The settlement was so-ordered by the Housing Court, and the owner filed it and a copy of the lease with DHCR when it filed the initial apartment registration (known as the “RR-1” form).
Years later, the apartment became vacant again. The owner lawfully applied vacancy increases and the high rent vacancy threshold was reached, resulting in the deregulation of the apartment.
Then, in 2022, a new tenant challenged the deregulation. In Liggett v. Lew Realty LLC, the new tenant sued the owner, claiming that the apartment should still be rent stabilized because the 2000 settlement by a predecessor occupant was not valid. In a 3-2 decision, the Appellate Division, First Department rejected the tenant’s claims, found no impropriety with the 2000 settlement, and dismissed the complaint. The decision made clear that the way the initial rent stabilized rent was set was permitted by the Rent Stabilization Law, and
the agreement to not file a FMRA was not an impermissible waiver of a tenant right or an evasion of the rent laws. When the 2000 settlement was negotiated, the occupant was not a tenant. Moreover, there was no showing that the agreed-upon initial legal rent was excessive.
The Appellate Division majority also found no merit in the new tenant’s contention that the $650 preferential rent in the 2000 settlement was the “true” agreed upon rent that should have been registered as the initial legal regulated rent, and based on which all subsequent increases should have been calculated. The majority emphasized that the Rent Stabilization Code defines a preferential rent as “the amount of rent charged and paid by the tenant that is less than the legal regulated rent for the housing accommodation.” The 2000 settlement clearly distinguished the lower preferential rent from the agreed upon “legal rent that was subject to applicable guideline increases and other increases authorized by law.” The Appellate Division noted that although the regulations concerning preferential rents were subsequently amended in the Housing Stability & Tenant Protection Act, that was not the law in effect in 2000 and therefore does not have any impact on the 2000 settlement.
The majority was critical of the new tenant’s attempt to belatedly “step into [the former occupant’s] shoes and assert rights that she claims [the occupant] had when he agreed to the 2000 stipulation.” Essentially, the new tenant sought to relitigate a case that had been settled 22 years earlier in order to contest the process under which the apartment eventually became deregulated.

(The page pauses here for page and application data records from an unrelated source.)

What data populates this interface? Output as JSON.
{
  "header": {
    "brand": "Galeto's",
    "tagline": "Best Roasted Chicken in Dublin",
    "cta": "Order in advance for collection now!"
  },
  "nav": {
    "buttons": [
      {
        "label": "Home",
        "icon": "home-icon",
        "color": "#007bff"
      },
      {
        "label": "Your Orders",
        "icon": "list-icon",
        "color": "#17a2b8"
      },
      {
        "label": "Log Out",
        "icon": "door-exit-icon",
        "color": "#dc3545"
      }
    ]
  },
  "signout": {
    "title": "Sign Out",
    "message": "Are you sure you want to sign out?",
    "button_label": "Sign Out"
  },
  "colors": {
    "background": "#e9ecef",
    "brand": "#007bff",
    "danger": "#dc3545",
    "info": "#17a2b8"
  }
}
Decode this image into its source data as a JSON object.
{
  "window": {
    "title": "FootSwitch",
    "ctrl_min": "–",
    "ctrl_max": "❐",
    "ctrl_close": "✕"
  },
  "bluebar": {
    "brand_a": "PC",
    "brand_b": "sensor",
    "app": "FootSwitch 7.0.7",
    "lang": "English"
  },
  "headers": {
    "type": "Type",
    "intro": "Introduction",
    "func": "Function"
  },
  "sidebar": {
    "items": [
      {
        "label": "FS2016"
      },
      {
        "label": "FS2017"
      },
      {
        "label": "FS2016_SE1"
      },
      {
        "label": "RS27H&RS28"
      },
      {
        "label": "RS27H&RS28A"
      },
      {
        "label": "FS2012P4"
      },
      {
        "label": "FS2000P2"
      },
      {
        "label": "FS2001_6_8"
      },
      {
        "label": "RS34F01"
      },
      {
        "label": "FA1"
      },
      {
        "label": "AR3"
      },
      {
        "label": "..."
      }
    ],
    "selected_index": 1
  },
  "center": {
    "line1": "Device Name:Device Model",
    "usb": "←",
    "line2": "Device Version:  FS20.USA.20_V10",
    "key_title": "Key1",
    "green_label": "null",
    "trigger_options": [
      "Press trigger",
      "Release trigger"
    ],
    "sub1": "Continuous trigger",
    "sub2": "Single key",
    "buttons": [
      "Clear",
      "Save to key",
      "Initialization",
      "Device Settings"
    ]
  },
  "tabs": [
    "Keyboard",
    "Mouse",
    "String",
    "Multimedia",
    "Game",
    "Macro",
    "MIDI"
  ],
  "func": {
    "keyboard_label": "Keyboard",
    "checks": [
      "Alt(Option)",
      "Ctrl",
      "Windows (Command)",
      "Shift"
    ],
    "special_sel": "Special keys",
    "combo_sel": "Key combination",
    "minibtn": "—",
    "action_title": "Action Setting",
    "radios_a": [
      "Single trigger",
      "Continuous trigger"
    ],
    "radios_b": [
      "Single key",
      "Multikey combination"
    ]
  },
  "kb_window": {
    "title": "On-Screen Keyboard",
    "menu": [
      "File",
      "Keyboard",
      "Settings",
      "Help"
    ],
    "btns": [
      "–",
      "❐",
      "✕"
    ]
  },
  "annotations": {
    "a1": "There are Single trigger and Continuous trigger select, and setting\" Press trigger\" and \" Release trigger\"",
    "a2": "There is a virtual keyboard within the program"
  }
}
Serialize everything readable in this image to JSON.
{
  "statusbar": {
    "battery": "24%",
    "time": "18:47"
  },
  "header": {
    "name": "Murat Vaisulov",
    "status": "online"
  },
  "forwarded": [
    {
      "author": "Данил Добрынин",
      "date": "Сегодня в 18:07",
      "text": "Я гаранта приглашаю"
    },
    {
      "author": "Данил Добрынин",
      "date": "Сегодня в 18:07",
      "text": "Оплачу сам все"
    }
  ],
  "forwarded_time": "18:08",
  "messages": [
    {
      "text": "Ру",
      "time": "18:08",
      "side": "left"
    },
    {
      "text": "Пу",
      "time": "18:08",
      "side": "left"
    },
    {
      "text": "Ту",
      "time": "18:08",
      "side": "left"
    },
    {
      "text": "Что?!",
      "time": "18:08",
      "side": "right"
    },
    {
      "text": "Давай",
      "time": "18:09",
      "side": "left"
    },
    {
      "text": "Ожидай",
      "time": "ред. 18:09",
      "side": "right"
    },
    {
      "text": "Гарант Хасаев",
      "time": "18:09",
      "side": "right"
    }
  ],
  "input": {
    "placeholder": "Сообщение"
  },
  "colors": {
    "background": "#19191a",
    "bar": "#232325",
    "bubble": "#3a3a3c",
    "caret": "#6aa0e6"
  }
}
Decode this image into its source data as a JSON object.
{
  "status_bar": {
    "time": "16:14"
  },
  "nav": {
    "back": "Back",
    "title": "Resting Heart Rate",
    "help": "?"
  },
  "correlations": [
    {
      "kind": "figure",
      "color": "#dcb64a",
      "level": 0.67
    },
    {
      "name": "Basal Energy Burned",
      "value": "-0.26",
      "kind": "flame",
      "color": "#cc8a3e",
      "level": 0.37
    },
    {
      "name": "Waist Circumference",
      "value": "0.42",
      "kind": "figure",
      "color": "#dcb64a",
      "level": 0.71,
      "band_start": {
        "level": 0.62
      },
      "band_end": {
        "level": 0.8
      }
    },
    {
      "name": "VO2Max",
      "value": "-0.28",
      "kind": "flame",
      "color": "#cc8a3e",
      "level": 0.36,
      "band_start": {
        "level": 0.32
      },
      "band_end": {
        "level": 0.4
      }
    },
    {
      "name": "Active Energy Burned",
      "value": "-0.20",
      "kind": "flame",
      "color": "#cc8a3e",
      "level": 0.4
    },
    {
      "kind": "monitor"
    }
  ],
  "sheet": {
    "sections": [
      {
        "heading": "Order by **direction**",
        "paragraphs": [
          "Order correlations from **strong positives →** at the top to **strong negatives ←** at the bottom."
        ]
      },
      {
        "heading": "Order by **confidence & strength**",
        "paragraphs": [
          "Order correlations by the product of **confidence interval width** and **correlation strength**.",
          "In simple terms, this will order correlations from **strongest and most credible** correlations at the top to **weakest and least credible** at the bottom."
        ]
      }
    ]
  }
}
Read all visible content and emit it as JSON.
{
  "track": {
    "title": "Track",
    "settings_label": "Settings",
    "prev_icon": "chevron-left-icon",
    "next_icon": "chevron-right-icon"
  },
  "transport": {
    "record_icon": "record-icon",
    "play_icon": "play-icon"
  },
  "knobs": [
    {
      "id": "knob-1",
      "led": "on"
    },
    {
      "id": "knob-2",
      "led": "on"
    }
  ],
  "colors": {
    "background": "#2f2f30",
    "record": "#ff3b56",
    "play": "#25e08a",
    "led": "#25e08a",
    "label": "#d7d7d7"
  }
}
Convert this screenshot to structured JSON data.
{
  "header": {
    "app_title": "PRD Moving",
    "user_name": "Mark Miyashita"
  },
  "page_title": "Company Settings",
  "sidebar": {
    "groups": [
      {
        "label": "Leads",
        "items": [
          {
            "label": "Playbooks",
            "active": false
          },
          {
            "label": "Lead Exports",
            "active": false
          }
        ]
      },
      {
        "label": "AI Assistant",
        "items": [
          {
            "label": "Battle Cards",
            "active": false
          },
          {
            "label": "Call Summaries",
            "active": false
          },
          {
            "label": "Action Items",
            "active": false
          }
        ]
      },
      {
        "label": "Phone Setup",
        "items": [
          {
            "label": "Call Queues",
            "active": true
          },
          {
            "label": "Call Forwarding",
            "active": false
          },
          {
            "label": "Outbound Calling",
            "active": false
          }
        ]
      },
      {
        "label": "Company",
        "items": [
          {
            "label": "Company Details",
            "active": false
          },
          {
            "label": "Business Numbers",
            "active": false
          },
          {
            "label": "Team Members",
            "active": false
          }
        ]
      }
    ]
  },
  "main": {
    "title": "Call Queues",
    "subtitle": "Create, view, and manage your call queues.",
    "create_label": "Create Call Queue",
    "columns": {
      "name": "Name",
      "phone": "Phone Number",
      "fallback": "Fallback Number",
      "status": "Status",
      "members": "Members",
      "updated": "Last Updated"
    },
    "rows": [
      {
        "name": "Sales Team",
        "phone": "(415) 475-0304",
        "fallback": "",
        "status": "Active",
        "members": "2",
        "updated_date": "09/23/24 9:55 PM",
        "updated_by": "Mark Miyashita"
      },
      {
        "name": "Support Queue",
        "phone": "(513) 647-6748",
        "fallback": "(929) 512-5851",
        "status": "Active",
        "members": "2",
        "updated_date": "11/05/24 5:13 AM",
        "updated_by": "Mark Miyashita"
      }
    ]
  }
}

However, while there generally is no statute of limitations for reviewing the regulatory status of an apartment, there must be a factual basis for the challenge distinct from the amount of the initial legal regulated rent, which can no longer be attacked and is binding.
The Liggett case touched on a number of recurring issues that burden rent regulated housing, not the least of which is the panoply of ways that tenants try to question deregulation. The Liggett holding puts to rest a number of those questions, in an effort to provide the certainty that is needed in residential leasing. However, the dual dissents to the opinion may further delay that certainty if the new tenant elects to
appeal to the Court of Appeals.
It is impossible to predict what would occur in any such appeal, but, for now, the majority of the Appellate Division is plainly signaling that attempts to undo the deregulated status of an apartment based on circumstances occurring decades earlier will not succeed.